• _REQUIREMENT_
Search the entries for the word "NAVIGATION" and copy each line that has it.

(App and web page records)
********

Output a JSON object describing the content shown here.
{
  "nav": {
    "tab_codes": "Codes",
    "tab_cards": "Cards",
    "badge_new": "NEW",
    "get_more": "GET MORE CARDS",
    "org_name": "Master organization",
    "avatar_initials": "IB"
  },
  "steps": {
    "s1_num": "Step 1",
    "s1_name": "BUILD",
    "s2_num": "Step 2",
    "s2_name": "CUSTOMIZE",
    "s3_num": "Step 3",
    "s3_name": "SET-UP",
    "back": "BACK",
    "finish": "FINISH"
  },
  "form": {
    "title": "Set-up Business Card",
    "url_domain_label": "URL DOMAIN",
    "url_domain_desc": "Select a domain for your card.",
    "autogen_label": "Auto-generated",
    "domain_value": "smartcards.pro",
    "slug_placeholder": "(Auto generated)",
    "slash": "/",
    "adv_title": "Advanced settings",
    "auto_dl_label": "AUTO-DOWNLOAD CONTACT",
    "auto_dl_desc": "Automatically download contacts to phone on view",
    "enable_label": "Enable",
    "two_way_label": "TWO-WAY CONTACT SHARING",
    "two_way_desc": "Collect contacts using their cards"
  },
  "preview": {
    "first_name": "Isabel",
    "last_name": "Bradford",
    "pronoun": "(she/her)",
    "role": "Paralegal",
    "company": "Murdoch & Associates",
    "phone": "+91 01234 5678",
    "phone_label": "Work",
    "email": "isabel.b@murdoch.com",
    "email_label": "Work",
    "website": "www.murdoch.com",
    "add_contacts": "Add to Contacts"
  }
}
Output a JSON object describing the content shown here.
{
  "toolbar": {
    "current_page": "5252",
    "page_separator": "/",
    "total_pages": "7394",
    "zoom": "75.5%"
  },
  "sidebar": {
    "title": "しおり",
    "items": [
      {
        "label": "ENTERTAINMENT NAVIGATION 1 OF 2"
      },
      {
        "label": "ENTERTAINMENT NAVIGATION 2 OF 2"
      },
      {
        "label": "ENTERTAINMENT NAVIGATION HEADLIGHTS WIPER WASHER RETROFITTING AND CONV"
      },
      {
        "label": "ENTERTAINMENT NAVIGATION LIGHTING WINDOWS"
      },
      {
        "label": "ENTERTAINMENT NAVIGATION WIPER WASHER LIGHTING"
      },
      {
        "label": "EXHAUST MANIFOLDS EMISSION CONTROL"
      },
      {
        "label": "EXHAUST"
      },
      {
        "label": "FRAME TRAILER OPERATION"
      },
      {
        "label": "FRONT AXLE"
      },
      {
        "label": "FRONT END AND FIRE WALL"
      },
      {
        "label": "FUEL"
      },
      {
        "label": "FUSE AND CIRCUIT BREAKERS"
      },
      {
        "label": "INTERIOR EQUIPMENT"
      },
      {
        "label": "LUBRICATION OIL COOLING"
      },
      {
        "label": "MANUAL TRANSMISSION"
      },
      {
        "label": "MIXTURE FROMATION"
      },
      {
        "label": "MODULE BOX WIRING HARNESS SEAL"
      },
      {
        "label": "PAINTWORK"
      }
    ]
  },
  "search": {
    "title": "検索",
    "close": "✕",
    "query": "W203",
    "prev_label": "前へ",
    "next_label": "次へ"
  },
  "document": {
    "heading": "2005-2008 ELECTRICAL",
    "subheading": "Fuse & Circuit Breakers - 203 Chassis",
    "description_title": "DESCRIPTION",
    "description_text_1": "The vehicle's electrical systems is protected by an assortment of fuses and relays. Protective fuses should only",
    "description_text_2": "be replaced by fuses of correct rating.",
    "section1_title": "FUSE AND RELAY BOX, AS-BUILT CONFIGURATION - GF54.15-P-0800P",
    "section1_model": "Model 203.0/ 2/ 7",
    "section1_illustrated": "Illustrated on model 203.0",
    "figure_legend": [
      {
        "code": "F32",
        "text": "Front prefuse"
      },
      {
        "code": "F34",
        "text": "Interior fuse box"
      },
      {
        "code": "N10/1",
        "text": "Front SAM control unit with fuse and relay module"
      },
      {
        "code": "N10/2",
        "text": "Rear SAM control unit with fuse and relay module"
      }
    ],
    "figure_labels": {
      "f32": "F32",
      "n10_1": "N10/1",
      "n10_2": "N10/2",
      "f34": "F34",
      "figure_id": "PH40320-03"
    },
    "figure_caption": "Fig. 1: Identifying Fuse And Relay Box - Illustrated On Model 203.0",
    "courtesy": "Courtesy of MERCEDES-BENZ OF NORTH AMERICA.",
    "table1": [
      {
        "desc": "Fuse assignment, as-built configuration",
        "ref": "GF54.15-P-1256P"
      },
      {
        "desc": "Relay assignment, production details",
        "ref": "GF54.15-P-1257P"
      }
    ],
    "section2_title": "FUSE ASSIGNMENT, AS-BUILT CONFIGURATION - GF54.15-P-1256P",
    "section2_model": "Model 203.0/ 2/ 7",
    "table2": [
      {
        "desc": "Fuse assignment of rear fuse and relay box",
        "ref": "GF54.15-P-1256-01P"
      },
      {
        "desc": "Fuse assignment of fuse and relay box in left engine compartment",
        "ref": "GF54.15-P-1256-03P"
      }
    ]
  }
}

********

• _OUTPUT FOR THIS EXERCISE_
        "label": "ENTERTAINMENT NAVIGATION 1 OF 2"
        "label": "ENTERTAINMENT NAVIGATION 2 OF 2"
        "label": "ENTERTAINMENT NAVIGATION HEADLIGHTS WIPER WASHER RETROFITTING AND CONV"
        "label": "ENTERTAINMENT NAVIGATION LIGHTING WINDOWS"
        "label": "ENTERTAINMENT NAVIGATION WIPER WASHER LIGHTING"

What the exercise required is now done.